-- Work required --
A line qualifies if it holds the string "title". Copy every qualifying line from the records.

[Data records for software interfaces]
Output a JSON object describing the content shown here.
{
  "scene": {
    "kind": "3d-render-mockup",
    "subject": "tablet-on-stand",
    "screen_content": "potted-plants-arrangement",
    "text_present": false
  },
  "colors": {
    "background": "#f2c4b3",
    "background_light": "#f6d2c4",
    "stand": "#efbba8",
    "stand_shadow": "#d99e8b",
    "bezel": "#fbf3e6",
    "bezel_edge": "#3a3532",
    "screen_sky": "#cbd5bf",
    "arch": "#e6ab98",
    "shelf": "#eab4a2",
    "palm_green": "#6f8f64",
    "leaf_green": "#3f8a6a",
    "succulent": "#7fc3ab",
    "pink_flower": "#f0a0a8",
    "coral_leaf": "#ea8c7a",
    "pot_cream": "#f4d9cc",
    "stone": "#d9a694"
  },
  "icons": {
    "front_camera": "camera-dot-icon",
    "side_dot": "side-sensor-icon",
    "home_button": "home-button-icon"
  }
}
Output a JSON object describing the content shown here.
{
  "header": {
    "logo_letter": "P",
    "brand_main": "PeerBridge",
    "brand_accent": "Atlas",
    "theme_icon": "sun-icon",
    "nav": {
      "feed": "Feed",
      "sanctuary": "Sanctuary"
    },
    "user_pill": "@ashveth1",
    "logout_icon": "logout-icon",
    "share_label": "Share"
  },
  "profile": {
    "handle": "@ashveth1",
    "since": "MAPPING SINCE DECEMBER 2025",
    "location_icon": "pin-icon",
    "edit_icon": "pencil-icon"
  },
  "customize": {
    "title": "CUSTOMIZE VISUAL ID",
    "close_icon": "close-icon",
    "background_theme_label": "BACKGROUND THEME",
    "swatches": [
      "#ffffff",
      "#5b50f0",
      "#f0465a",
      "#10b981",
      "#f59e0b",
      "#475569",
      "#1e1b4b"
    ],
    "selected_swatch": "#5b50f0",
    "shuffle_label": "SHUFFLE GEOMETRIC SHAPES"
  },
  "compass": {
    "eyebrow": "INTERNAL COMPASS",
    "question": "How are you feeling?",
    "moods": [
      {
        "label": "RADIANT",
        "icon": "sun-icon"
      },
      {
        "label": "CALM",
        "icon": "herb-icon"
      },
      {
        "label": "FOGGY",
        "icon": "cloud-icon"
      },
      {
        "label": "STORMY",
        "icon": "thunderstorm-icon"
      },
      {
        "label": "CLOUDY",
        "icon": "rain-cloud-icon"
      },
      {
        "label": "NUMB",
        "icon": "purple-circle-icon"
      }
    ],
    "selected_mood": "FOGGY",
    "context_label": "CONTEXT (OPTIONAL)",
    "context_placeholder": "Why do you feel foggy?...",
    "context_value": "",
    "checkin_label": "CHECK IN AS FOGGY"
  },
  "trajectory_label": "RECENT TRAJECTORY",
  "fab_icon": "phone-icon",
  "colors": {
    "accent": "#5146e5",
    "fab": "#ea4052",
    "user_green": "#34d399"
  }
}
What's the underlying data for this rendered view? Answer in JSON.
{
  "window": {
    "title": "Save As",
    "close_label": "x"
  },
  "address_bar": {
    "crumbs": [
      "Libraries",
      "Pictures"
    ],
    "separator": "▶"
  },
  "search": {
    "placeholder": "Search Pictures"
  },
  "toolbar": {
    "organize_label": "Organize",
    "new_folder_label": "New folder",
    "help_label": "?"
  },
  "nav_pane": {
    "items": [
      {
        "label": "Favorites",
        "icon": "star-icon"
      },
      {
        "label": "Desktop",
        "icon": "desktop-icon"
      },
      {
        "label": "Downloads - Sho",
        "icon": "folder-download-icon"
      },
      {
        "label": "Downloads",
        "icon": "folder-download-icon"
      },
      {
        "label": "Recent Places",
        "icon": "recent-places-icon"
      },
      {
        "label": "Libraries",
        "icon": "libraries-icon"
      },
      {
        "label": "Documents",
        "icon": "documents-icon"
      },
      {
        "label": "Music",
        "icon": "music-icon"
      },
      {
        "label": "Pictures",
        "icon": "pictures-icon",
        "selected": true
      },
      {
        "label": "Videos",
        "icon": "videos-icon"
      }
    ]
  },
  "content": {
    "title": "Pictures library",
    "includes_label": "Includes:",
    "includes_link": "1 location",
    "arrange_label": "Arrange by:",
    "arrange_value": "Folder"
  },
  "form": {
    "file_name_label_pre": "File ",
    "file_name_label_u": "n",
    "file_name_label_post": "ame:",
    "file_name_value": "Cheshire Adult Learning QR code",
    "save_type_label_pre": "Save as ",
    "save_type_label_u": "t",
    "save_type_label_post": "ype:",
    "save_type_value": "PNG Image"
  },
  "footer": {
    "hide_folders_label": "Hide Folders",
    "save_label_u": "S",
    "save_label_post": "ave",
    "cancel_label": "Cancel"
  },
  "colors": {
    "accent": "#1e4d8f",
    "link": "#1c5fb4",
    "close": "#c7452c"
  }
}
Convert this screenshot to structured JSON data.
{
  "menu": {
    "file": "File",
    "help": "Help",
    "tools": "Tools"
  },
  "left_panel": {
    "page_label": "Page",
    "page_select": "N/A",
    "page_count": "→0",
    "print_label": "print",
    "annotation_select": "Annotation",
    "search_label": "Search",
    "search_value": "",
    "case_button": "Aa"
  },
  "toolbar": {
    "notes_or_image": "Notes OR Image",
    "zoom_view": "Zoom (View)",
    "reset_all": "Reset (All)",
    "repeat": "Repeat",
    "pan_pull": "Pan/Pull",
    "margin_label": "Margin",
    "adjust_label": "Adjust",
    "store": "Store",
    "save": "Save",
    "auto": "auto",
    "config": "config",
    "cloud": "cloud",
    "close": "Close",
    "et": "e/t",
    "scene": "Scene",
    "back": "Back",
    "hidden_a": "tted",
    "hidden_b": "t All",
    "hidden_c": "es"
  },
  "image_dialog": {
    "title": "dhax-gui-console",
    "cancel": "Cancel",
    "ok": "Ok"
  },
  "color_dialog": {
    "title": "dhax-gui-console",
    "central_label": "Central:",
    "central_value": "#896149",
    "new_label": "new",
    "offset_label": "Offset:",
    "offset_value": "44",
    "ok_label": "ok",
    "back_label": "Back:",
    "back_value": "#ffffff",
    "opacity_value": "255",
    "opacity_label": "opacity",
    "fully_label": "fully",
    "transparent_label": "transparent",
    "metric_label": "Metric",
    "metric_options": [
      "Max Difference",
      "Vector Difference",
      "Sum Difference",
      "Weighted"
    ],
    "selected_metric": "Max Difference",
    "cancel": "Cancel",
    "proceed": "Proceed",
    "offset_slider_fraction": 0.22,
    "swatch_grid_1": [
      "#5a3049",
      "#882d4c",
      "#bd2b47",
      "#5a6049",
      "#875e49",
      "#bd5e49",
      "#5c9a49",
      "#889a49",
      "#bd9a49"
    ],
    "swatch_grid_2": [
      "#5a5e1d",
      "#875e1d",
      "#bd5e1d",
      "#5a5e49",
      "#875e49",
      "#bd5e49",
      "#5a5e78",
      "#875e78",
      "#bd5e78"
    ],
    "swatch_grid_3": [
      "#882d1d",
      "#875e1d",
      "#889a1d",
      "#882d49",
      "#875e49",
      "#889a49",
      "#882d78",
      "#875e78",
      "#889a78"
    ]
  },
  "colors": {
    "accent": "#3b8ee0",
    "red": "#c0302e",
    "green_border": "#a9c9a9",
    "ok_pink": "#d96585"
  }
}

-- Solution for this exercise --
    "title": "CUSTOMIZE VISUAL ID",
    "title": "Save As",
    "title": "Pictures library",
    "title": "dhax-gui-console",
    "title": "dhax-gui-console",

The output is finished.